A cartoonist and a newspaper publisher were among the passengers aboard the S.S. Atlantida of the Standard Fruit company which docked at the Desire street wharf this morning. Will Sakren of New York City is the creator of mortimer Mum, a syndicated feature. he plans to stay at the Monteleone hotel. …Sakren traveled to Europe again. He returned from Le Havre, France and arrived in New York City on September 25, 1937.
On February 27, 1940 Sakren departed Puerto Barrios, Guatemala. His ship the S.S. Carrillo arrived in Philadelphia on March 4. He returned in time for the 1940 census enumeration. Sakren’s residence was 404 East 55th Street in Manhattan, New York City; the address was the same in 1935. He was a self-employed artist.
Sakren signed his World War II draft card on February 16, 1942. The address and occupation were the same. His description was five feet four inches, 150 pounds with brown eyes and black hair.
The Connecticut, Divorce Index, at Ancestry.com, said Sakren married Marjorie [Rosay] in April 1946 in Connecticut. They divorced February 22, 1971.
On October 30, 1954, Sakren, his wife and two sons, Paul and Jared sailed for Plymouth, Great Britain. Their home was Kent Hollow, New Preston, Connecticut.
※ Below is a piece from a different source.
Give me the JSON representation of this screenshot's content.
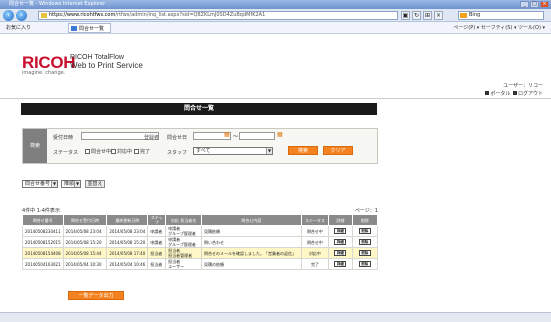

The Sakren family departed Naples, Italy, on February 15, 1955. Eight days later they arrived in New York City.
In the 1950s and 1960s American Newspaper Comics said Sakren created the series It All Depends (1952); Blitz Brothers (1959) also known as Innocent Bystander, The Payoff, and They Never Change (February 26, 1962); Opinion-Wise (1963) which was replaced by Walter (1965).
Sakren also worked at Johnstone and Cushing which produced advertising comics.
The New Yorker magazine published two Sakren cartoons in its January 10, 1977 and May 30, 1977 issues.
Sakren passed away November 13, 1991, in Kent, Connecticut, according to the Connecticut Death Index at Ancestry.com.
Labels: Ink-Slinger Profiles